■ **AIM OF THE TASK**: Below are entries; tally how many lines hold the string "title" and answer with only that figure.

======

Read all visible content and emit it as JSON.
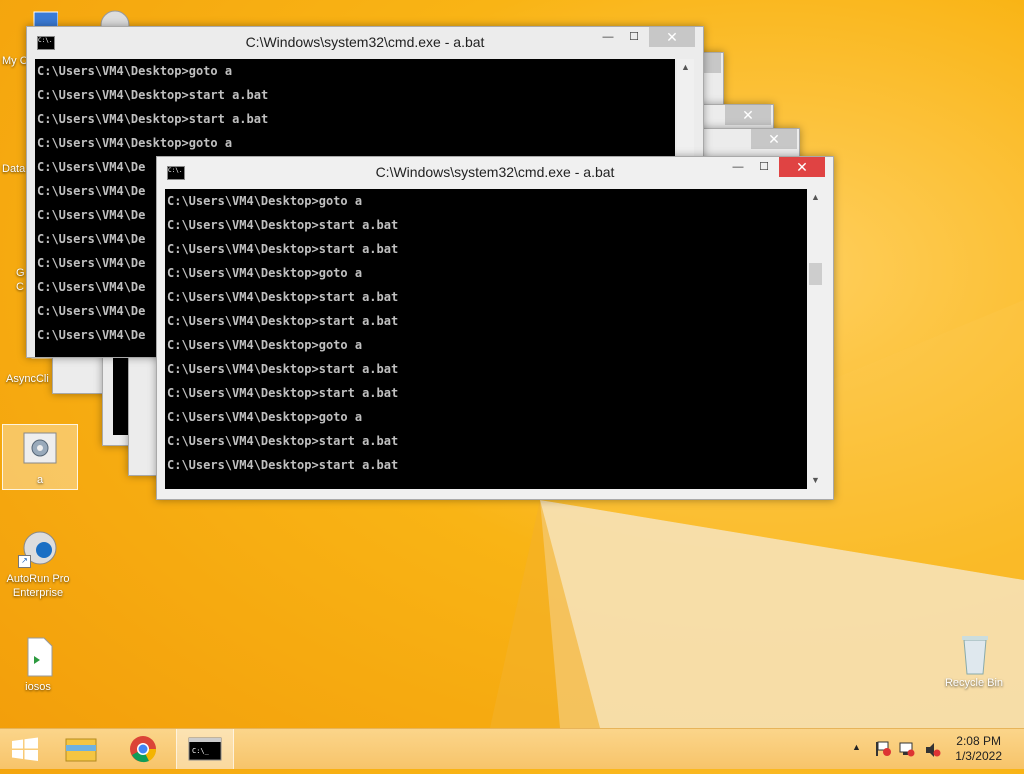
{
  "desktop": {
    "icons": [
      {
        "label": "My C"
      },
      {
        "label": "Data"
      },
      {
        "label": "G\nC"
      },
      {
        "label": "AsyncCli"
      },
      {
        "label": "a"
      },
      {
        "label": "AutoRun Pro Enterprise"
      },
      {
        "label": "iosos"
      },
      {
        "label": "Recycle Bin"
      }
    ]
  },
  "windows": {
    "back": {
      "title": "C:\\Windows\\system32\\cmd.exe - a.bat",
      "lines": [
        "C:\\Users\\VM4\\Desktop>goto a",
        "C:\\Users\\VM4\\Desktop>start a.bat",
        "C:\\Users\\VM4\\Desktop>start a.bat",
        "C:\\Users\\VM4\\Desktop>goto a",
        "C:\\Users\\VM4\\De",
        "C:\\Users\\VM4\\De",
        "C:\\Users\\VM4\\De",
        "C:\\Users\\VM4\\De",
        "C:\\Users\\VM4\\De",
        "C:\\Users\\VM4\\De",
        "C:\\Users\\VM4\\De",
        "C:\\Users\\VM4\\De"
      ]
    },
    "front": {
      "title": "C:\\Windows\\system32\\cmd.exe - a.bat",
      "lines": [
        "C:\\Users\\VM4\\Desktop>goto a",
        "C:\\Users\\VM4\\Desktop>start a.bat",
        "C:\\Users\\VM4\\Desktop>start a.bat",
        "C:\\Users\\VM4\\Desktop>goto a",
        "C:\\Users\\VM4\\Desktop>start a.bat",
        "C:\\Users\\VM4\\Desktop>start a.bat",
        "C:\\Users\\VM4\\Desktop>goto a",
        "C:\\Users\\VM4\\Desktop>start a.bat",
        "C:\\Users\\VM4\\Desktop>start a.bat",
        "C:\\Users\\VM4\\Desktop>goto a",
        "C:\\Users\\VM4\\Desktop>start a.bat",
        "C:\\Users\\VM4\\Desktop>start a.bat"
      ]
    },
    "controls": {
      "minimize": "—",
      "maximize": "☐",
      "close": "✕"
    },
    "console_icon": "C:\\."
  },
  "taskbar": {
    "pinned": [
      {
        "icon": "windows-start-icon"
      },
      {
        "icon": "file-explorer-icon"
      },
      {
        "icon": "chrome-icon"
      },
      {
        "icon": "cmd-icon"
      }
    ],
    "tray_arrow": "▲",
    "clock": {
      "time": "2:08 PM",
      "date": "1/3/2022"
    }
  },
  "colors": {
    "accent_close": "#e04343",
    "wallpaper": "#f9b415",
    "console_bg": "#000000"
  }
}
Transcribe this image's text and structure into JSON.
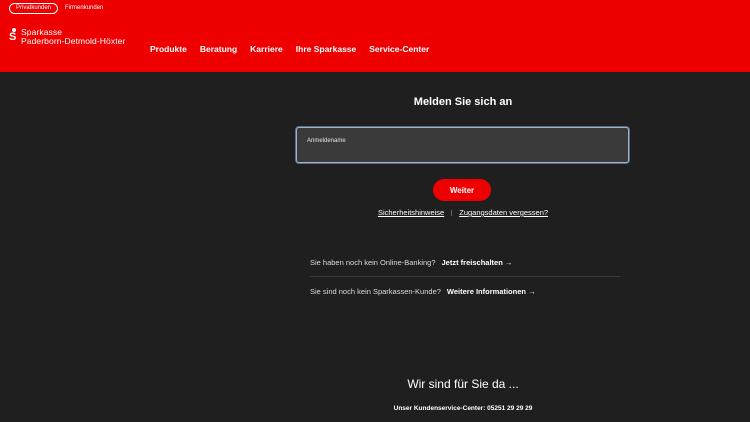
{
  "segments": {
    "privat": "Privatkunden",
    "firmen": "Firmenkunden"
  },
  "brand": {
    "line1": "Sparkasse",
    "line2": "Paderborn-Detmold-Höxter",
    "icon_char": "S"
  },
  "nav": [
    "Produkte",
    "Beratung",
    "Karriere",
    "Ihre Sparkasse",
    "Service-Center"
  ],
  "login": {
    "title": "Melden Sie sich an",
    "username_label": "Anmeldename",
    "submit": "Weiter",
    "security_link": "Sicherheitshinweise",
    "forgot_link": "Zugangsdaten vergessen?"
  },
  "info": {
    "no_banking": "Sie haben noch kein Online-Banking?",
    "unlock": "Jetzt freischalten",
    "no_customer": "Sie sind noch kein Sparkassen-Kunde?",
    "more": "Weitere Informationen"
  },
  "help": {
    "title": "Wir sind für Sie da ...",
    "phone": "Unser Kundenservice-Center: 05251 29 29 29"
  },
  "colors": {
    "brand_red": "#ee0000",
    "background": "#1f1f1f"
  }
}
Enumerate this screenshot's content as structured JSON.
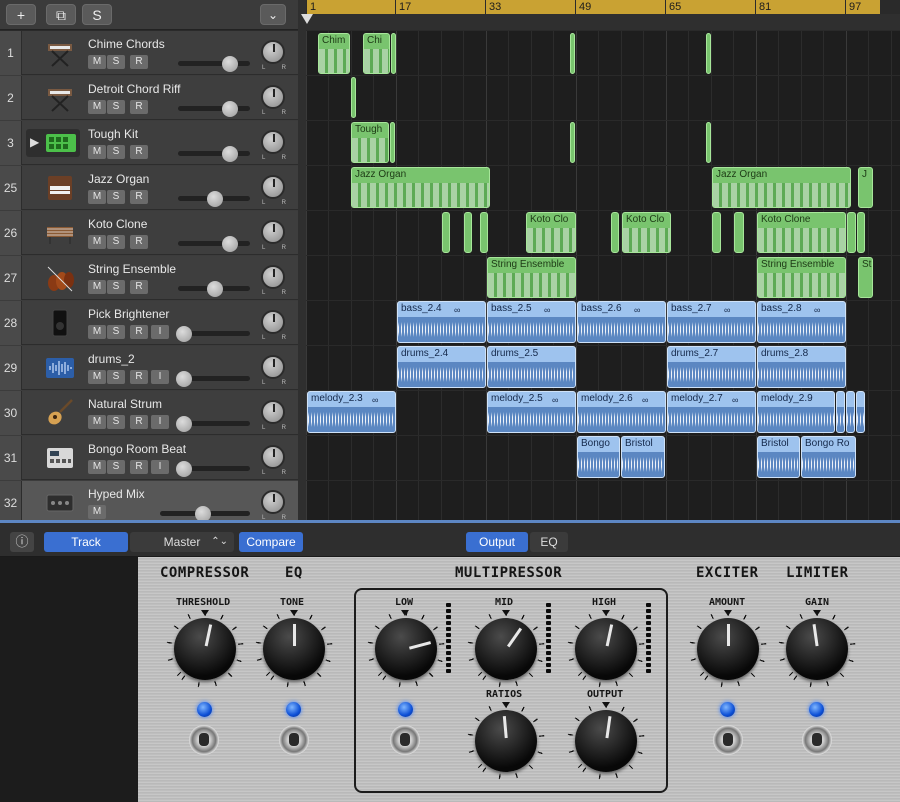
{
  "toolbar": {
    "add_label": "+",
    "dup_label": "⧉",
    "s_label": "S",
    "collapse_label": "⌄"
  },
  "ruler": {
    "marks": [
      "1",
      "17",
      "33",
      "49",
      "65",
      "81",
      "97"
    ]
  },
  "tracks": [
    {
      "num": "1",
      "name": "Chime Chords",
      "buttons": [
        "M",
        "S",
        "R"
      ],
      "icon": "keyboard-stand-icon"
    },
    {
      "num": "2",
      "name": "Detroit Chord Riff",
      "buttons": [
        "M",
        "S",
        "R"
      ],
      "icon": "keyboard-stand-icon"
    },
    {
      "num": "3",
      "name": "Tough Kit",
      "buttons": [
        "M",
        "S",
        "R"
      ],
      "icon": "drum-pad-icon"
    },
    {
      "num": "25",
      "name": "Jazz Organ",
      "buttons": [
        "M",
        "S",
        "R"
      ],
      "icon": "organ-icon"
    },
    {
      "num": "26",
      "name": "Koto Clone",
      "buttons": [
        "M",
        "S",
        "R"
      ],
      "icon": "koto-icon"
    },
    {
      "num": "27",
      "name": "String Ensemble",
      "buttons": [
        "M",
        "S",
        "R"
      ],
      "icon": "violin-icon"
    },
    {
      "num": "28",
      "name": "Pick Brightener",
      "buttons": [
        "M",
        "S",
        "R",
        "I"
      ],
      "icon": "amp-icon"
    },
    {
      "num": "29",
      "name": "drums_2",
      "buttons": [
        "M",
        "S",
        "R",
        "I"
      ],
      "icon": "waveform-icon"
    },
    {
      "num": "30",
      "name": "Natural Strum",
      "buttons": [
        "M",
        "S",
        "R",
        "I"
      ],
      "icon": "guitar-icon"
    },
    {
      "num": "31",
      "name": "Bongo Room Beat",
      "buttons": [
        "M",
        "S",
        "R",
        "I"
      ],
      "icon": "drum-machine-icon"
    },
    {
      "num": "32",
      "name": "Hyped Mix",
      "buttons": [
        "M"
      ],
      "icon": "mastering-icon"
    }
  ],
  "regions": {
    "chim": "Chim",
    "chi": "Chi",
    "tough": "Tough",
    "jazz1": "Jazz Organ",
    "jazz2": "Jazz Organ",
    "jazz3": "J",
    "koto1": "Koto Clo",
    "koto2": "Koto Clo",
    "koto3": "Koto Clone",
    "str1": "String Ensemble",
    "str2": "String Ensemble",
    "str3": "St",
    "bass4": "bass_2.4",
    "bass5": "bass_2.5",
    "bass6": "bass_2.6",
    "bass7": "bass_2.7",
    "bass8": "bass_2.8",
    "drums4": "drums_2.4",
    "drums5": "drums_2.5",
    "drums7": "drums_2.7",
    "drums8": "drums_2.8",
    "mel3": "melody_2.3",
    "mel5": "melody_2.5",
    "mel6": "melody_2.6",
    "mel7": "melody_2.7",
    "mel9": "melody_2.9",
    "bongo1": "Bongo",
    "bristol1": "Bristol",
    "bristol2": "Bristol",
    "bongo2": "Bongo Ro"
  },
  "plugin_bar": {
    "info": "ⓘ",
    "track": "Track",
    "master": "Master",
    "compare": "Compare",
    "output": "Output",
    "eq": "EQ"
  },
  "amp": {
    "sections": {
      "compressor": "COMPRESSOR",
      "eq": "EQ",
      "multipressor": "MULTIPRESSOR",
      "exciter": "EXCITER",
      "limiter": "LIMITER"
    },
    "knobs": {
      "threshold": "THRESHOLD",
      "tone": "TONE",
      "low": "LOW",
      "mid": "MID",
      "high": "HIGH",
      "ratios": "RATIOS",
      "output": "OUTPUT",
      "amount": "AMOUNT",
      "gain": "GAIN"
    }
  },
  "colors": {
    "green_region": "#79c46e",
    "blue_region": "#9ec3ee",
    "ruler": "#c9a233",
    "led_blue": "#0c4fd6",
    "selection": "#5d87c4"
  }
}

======

■ **ANSWER SPACE**: 4